◆ AIM OF THE TASK
Spot each line in the data below containing "label" and copy it.

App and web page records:
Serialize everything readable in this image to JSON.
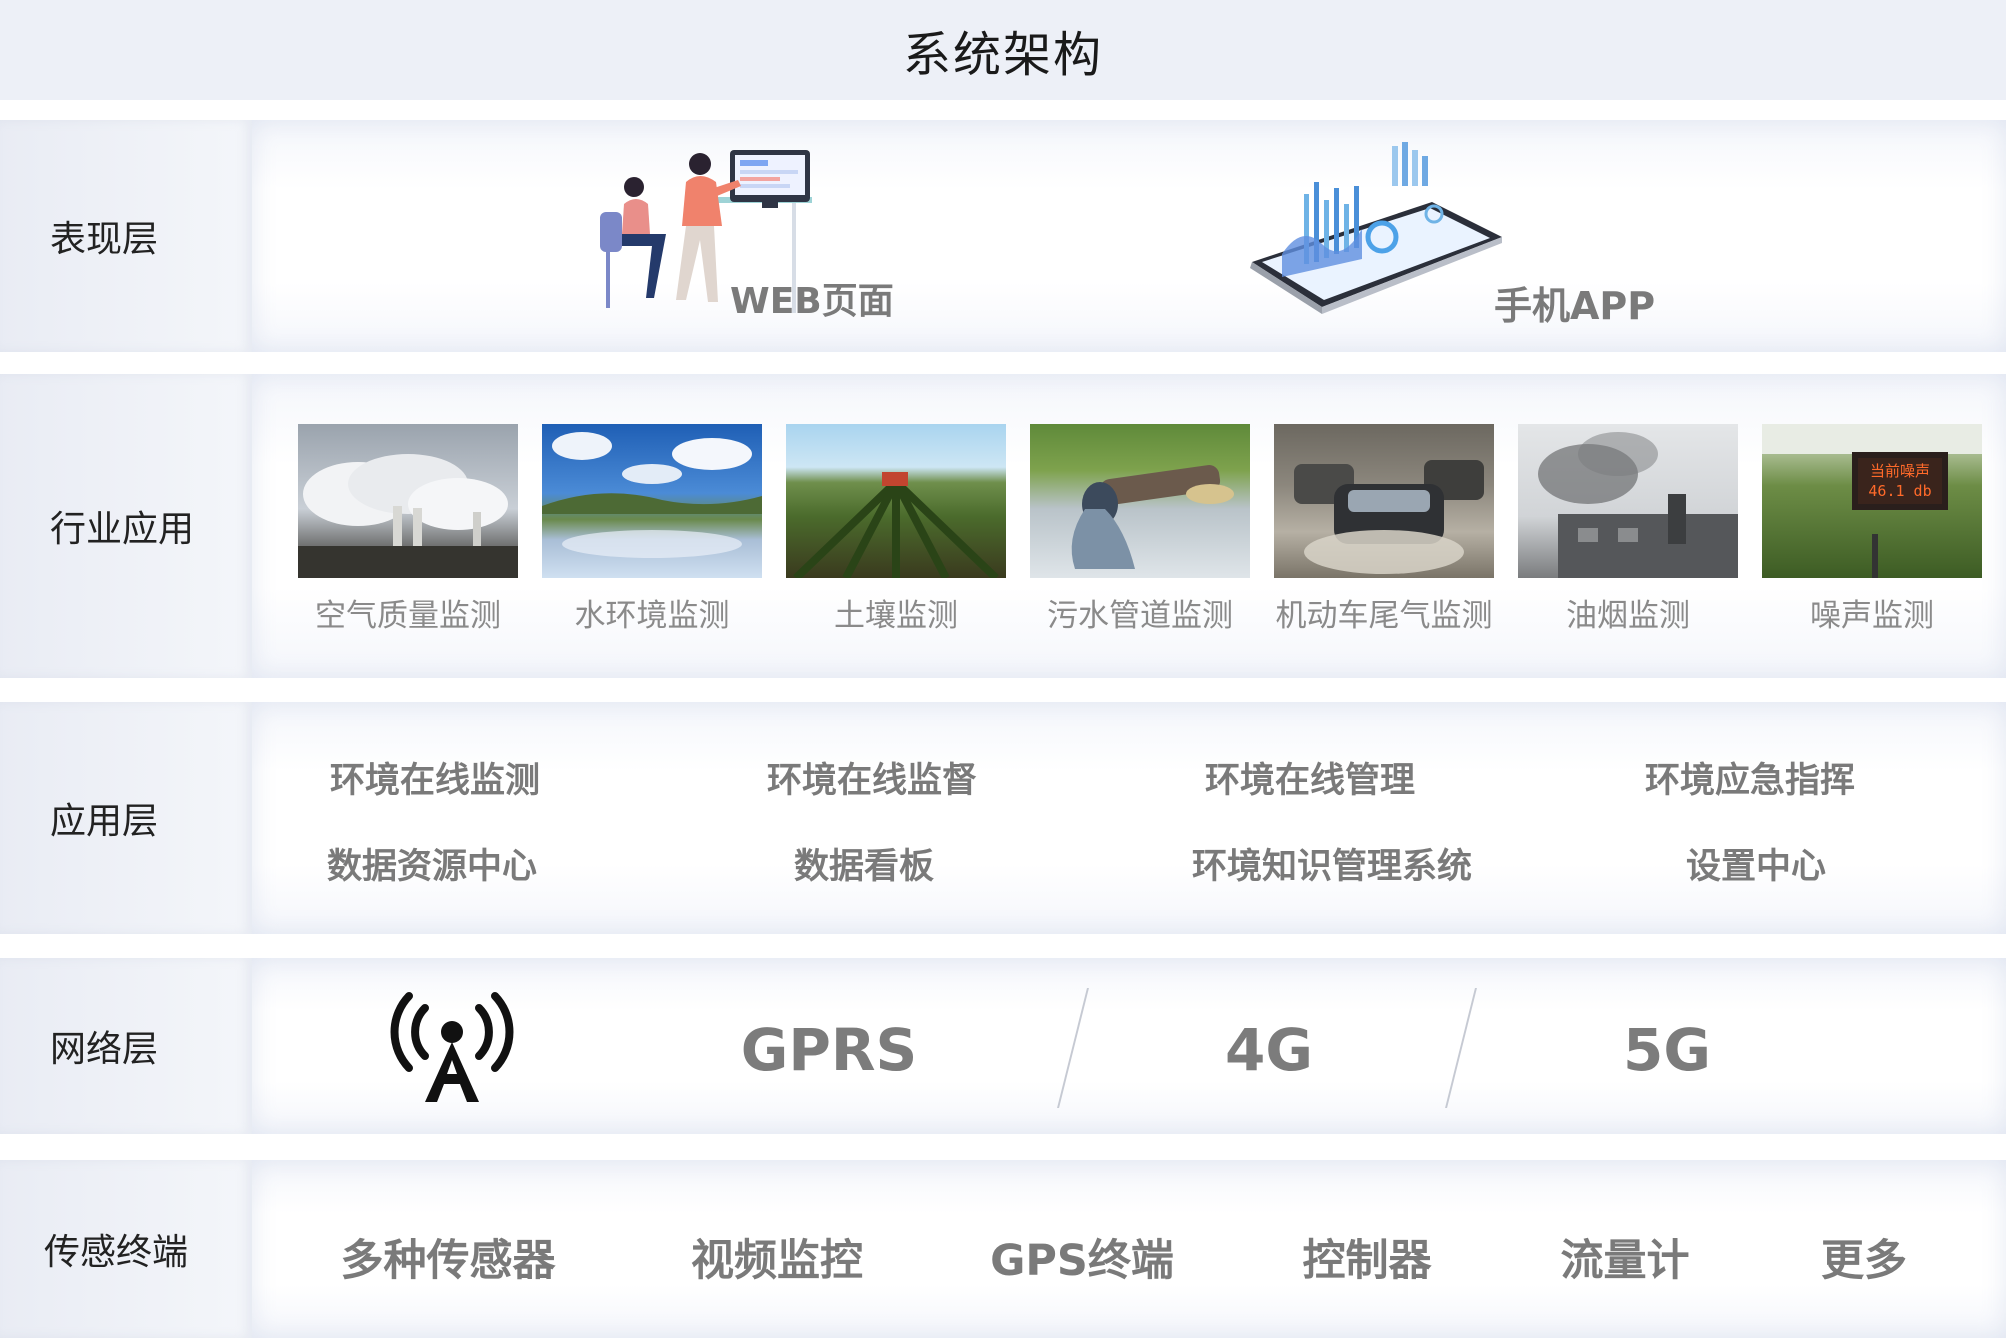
{
  "title": "系统架构",
  "layers": {
    "presentation": {
      "label": "表现层",
      "items": [
        "WEB页面",
        "手机APP"
      ]
    },
    "industry": {
      "label": "行业应用",
      "items": [
        "空气质量监测",
        "水环境监测",
        "土壤监测",
        "污水管道监测",
        "机动车尾气监测",
        "油烟监测",
        "噪声监测"
      ],
      "noise_sign": {
        "line1": "当前噪声",
        "line2": "46.1 db"
      }
    },
    "application": {
      "label": "应用层",
      "row1": [
        "环境在线监测",
        "环境在线监督",
        "环境在线管理",
        "环境应急指挥"
      ],
      "row2": [
        "数据资源中心",
        "数据看板",
        "环境知识管理系统",
        "设置中心"
      ]
    },
    "network": {
      "label": "网络层",
      "icon": "signal-tower-icon",
      "items": [
        "GPRS",
        "4G",
        "5G"
      ]
    },
    "sensor": {
      "label": "传感终端",
      "items": [
        "多种传感器",
        "视频监控",
        "GPS终端",
        "控制器",
        "流量计",
        "更多"
      ]
    }
  }
}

◆ EXERCISE SOLUTION
      "label": "表现层",
      "label": "行业应用",
      "label": "应用层",
      "label": "网络层",
      "label": "传感终端",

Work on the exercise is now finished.